Blair should be ashamed. David Cameron should be ashamed.

Robin Cook is dead. Long live Robin Cook.

Friday February 18 2011 Hello, I’ve been out of it for a while. Writing my new book whilst catching up with the news in the Middle East – humans being amazing, again.

February 18 2011


Kick OUT Sexism in football – its been a long time coming, but its moment has finally arrived – marked beautifully by Philosophy Football’s nice new T-Shirt (got one on order!) and a mug.

This is great for those people, like me, who feel oppressed by the way that football takes up all the space, with its rude intrusion into our sitting rooms, the news, kids bedrooms, TV schedules and even the sounds of the cities.

Despite ourselves we know about football because there is no escape from it. So Kick it Out enables us to contribute to the reform of football’s ugly culture.

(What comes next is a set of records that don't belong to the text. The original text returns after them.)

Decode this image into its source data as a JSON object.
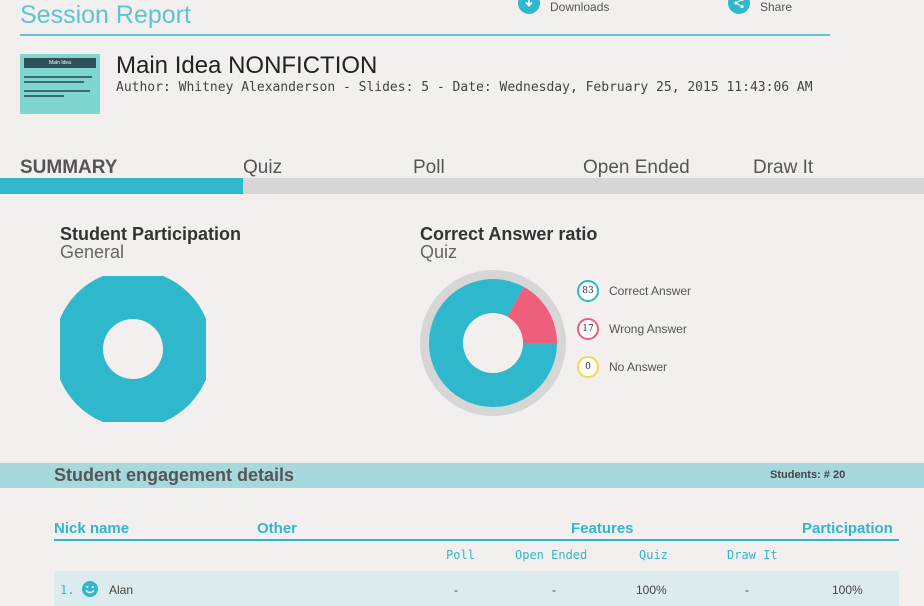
{
  "header": {
    "title": "Session Report",
    "downloads_label": "Downloads",
    "share_label": "Share"
  },
  "presentation": {
    "thumbnail_title": "Main Idea",
    "title": "Main Idea NONFICTION",
    "meta": "Author: Whitney Alexanderson - Slides: 5 - Date: Wednesday, February 25, 2015 11:43:06 AM"
  },
  "tabs": [
    "SUMMARY",
    "Quiz",
    "Poll",
    "Open Ended",
    "Draw It"
  ],
  "participation": {
    "title": "Student Participation",
    "subtitle": "General"
  },
  "ratio": {
    "title": "Correct Answer ratio",
    "subtitle": "Quiz",
    "legend": [
      {
        "value": "83",
        "label": "Correct Answer",
        "color": "#2fb8cc"
      },
      {
        "value": "17",
        "label": "Wrong Answer",
        "color": "#ee5f7b"
      },
      {
        "value": "0",
        "label": "No Answer",
        "color": "#f2d94e"
      }
    ]
  },
  "engagement": {
    "title": "Student engagement details",
    "students": "Students: # 20",
    "columns": {
      "nick": "Nick name",
      "other": "Other",
      "features": "Features",
      "participation": "Participation"
    },
    "features": {
      "poll": "Poll",
      "open_ended": "Open Ended",
      "quiz": "Quiz",
      "draw_it": "Draw It"
    },
    "rows": [
      {
        "index": "1.",
        "name": "Alan",
        "poll": "-",
        "open_ended": "-",
        "quiz": "100%",
        "draw_it": "-",
        "participation": "100%"
      }
    ]
  },
  "colors": {
    "accent": "#2fb8cc",
    "wrong": "#ee5f7b",
    "none": "#f2d94e",
    "ring": "#d6d6d6"
  }
}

The Sky row provoked by Andy Gray and Richard Keys giving out yards against women exposed a fascinating cleavage in football culture between the men who love its macho scaffolding and men who don’t.

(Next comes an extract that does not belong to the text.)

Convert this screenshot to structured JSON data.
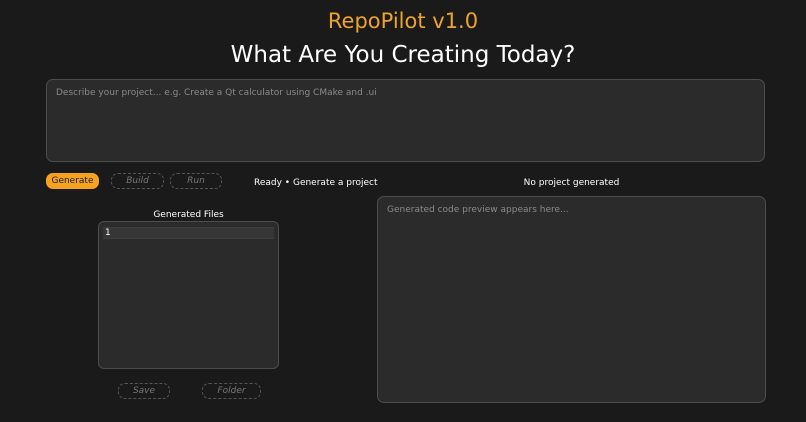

And it offered men the opportunity to take the side of women and repudiate the grand masters of the ancien regime.

That, of course, was an effect of the curious contradictions in football culture that have been created by women’s presence in a man’s game.

Football was formerly a pleasure put beyond the reach of women in a segregated social space in which men could relish the sound of their own voices singing, soaring over the fence, invading the soundscape of the cities.

For women that exclusivity presented a crisis – be beaten (because we could not beat it) or join it. So, in their thousands, nay millions, women began to play it, watch it, know it, heaven forfend ‘commentate’ on it, manage it and referee it.

That somehow confirmed its warrant in popular culture. But that in turn created a crisis for as football as uniquely a man thing,  as a ‘pageant of masculinity’, as uniquely a man thing, in which men kiss, cry, sing, scream, and in which they harbour hatred and violence, all as a way of being men, and all by themselves.

Women’s presence (plus a few catastrophes caused by total disrespect for fans) encouraged a cultural revolution in the conditions of the sport,  that – no doubt – many men endorsed..

But it had not been echoed by the proprietors of the public game. Lord Triesman complans that it is the country’s worst managed sport.

We could add that even the best of their managers  rely on hapless masculine intuition to sort out the lads. This tradition is exemplified by Sir Alex Ferguson and his treatment of Wayne Rooney.  He assumed that marriage would sort out the lads’ morals, that ‘settling down’  and domestication would somehow keep them off the streets and sort out their sexism.  Ferguson was wrong and he was irresponsible. He gave to the WAGs the problem  he would not, could not address professionally or politically.

The outcome of his strategy has been a tragedy for Rooney and his family, and a ruinous contribution to sexism in the city: everyone knows that girls sell themselves in faux knocking shops.  Football offers its players as commodities in a celebrity market in which both men and women are objectified.

The Sky row takes the crisis to a deeper place: here were men watching from the sidelines, spilling out pious, sexist and above all WRONG homilies about the expertise of a woman actually on the field.

That took the ignobility of their sexism to another level.

It was the moment when women became more than merely an audience, and took themselves into the field, so to say, that the old football fogeys were confronted by a great challenge to the security of their chauvinism.

There have been great wranglings over whether these men were sexist or stupid. They were both. The social media and mass media commentaries and the larger conversations they have joined, have disclosed  a sophistication in popular culture that was traduced by Gray and Keys..

Their behaviour relied on a sense that they had critical mass, an omnipotent fantasy that they were the voice of the people. They were clearly mystified and tongue tied by the discovery that they weren’t.

What would be wonderful would be if the fans – and their alienated friends – kept on creatively crying foul against sexism in sport.